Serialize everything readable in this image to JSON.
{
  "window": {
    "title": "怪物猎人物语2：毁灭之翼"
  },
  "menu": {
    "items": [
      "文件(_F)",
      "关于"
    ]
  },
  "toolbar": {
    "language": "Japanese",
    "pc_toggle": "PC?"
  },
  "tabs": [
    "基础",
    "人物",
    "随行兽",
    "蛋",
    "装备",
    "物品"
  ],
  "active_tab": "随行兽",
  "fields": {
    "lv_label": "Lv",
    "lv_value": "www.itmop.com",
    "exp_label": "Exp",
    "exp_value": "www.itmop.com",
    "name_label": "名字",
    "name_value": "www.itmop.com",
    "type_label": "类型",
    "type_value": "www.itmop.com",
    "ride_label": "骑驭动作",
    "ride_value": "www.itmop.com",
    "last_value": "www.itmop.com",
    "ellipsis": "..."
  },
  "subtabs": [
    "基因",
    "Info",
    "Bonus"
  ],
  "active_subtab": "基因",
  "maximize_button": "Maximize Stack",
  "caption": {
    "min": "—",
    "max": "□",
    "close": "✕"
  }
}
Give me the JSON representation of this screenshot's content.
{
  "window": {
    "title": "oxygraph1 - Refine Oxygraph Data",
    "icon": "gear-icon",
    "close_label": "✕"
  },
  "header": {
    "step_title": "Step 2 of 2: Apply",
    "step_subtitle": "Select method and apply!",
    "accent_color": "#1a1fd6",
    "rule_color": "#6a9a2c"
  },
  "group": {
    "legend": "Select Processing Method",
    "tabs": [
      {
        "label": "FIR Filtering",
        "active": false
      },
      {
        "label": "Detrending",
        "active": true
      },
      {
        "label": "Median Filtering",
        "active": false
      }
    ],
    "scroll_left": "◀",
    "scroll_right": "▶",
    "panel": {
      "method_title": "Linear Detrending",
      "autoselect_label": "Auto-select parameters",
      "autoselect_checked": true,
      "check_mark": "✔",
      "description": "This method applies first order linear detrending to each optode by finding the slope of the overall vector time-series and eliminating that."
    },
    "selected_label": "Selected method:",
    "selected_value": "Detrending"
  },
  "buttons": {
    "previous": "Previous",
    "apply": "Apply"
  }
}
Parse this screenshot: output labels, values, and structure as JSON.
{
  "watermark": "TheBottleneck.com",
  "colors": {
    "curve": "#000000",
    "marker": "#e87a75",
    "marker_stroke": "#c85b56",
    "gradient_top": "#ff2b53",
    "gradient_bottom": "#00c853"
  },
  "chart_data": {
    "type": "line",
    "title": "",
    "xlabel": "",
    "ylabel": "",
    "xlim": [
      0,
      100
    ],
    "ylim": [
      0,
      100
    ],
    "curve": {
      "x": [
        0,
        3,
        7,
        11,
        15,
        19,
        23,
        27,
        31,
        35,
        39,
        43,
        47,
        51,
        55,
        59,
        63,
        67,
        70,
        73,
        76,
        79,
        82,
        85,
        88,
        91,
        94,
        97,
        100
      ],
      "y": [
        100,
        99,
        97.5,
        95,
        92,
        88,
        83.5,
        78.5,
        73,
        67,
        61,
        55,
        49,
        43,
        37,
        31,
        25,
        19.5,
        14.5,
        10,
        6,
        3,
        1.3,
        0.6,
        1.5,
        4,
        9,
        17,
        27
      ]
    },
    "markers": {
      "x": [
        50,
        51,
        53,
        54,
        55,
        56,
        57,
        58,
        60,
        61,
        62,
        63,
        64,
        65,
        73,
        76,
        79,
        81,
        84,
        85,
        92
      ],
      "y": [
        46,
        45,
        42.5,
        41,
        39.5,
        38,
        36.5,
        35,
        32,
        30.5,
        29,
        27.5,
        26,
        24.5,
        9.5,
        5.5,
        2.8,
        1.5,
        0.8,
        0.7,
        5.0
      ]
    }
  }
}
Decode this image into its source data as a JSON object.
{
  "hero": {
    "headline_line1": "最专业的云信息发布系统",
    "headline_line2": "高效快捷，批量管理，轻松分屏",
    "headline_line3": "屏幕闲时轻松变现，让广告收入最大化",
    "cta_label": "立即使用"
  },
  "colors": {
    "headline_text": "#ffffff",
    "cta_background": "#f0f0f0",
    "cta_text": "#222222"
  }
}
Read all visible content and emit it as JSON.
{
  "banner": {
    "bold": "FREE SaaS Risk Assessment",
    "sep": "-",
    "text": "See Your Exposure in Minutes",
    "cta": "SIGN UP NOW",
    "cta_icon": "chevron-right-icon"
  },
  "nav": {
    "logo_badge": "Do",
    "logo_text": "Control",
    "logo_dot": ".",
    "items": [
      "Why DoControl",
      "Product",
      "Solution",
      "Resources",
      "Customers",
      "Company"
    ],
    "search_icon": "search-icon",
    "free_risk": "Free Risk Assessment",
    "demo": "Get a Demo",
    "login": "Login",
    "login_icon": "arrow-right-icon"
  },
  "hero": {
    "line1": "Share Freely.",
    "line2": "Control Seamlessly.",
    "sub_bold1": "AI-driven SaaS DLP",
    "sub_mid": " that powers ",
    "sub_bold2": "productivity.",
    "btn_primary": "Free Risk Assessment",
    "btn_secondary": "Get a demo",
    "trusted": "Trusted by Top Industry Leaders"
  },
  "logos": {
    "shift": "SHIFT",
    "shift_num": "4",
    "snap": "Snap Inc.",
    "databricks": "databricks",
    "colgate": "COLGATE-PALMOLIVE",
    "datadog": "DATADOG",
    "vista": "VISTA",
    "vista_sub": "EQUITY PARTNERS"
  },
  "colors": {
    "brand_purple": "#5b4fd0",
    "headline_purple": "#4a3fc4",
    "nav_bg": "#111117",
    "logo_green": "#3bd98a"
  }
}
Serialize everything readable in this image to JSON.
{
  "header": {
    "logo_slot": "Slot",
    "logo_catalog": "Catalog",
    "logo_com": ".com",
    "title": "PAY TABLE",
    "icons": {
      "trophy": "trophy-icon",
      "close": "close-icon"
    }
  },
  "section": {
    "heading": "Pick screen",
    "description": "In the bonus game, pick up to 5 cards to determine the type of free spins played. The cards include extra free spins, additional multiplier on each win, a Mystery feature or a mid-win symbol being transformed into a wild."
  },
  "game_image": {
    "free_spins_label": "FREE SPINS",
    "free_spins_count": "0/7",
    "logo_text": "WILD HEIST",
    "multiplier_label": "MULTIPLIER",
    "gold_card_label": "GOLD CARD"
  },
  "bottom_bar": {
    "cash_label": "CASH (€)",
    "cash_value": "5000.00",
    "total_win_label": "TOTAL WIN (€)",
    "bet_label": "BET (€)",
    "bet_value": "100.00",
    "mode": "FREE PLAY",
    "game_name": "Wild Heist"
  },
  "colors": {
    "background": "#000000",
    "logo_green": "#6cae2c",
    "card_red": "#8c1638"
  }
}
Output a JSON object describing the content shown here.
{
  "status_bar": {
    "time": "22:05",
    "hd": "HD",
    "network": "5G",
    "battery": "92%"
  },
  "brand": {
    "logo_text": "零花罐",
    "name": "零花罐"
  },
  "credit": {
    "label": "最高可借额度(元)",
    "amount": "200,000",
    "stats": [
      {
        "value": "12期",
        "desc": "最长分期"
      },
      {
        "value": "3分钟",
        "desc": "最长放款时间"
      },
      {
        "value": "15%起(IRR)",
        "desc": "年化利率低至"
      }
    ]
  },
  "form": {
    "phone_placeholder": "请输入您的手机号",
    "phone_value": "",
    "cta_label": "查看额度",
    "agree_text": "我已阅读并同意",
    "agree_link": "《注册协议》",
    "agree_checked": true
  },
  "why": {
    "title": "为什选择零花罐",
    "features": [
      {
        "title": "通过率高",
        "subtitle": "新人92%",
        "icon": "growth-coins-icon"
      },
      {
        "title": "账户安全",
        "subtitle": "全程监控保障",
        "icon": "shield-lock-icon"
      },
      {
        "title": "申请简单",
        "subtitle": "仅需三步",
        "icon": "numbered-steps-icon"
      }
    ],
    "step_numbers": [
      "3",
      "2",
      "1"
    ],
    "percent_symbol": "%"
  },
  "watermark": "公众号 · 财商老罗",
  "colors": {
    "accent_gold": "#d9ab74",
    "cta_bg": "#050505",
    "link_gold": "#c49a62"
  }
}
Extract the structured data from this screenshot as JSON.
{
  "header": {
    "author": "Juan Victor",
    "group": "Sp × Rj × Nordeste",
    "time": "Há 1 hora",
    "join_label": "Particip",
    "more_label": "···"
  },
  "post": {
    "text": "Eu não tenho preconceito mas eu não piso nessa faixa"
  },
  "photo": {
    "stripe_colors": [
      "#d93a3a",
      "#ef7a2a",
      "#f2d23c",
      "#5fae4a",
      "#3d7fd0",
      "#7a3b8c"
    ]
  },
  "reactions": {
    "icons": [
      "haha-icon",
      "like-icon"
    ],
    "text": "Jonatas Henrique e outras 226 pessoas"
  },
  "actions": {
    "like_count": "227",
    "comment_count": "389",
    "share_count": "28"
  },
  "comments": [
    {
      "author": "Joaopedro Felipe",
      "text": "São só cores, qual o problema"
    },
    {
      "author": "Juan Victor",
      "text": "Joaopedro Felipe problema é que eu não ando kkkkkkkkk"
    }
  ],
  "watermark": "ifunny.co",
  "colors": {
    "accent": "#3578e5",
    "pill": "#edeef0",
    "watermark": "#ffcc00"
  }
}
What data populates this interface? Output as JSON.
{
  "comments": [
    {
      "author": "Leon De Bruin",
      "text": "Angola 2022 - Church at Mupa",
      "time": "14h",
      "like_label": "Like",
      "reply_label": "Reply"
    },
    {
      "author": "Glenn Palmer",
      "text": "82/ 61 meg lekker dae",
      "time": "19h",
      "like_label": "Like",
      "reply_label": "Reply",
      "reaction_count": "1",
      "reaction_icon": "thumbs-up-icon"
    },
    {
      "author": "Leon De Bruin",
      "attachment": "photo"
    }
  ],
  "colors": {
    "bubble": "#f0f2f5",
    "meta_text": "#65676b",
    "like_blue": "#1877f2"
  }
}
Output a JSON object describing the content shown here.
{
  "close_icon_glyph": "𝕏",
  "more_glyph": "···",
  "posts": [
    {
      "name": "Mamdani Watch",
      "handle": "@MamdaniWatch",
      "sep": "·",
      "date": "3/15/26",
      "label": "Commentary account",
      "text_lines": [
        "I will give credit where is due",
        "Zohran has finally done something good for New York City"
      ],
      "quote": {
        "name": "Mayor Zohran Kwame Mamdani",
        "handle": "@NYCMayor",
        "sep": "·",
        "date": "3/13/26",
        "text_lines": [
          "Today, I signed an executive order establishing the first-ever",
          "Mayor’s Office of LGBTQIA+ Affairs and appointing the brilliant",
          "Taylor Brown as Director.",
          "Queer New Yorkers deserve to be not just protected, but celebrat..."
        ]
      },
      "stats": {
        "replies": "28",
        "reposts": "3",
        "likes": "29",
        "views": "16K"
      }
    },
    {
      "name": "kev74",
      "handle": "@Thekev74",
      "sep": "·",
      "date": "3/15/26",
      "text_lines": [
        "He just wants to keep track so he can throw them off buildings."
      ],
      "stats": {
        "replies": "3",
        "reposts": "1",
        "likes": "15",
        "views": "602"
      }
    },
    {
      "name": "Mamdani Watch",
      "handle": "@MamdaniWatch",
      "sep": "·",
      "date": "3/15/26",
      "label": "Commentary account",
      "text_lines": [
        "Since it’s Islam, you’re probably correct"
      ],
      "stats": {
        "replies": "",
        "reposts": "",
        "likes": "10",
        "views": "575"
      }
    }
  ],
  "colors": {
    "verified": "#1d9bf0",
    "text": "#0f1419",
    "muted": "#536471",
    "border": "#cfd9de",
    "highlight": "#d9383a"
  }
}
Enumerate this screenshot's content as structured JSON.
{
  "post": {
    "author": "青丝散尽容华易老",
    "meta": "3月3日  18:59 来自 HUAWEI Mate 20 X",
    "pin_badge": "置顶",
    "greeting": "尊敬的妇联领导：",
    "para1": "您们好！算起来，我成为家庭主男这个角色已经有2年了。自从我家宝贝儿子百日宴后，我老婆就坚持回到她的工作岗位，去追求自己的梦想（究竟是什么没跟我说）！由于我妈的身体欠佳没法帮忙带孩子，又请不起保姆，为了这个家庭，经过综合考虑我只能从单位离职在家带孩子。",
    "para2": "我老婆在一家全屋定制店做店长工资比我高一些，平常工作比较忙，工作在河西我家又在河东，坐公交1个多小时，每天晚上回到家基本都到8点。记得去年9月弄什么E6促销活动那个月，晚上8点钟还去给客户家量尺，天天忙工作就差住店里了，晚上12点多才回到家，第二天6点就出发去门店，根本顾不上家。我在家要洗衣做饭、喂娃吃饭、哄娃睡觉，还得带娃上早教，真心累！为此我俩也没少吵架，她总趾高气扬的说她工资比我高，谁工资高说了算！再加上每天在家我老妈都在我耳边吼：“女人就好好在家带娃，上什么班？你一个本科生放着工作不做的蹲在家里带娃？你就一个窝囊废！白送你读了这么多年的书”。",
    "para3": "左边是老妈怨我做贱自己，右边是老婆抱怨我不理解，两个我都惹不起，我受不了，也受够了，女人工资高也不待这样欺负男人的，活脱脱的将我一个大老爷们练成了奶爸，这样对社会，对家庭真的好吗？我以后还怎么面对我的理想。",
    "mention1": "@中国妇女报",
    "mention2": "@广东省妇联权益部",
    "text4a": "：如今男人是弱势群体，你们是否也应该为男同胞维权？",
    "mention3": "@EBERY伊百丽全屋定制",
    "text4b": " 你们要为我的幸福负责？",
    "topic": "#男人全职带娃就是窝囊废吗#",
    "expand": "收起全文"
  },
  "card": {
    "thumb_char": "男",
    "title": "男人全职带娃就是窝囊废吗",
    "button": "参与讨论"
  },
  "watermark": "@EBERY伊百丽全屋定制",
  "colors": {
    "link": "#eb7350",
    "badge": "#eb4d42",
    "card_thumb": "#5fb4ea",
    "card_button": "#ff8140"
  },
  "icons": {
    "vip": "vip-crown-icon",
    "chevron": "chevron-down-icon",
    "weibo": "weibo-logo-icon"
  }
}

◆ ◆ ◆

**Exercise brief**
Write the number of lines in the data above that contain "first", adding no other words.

**Output for this task**
2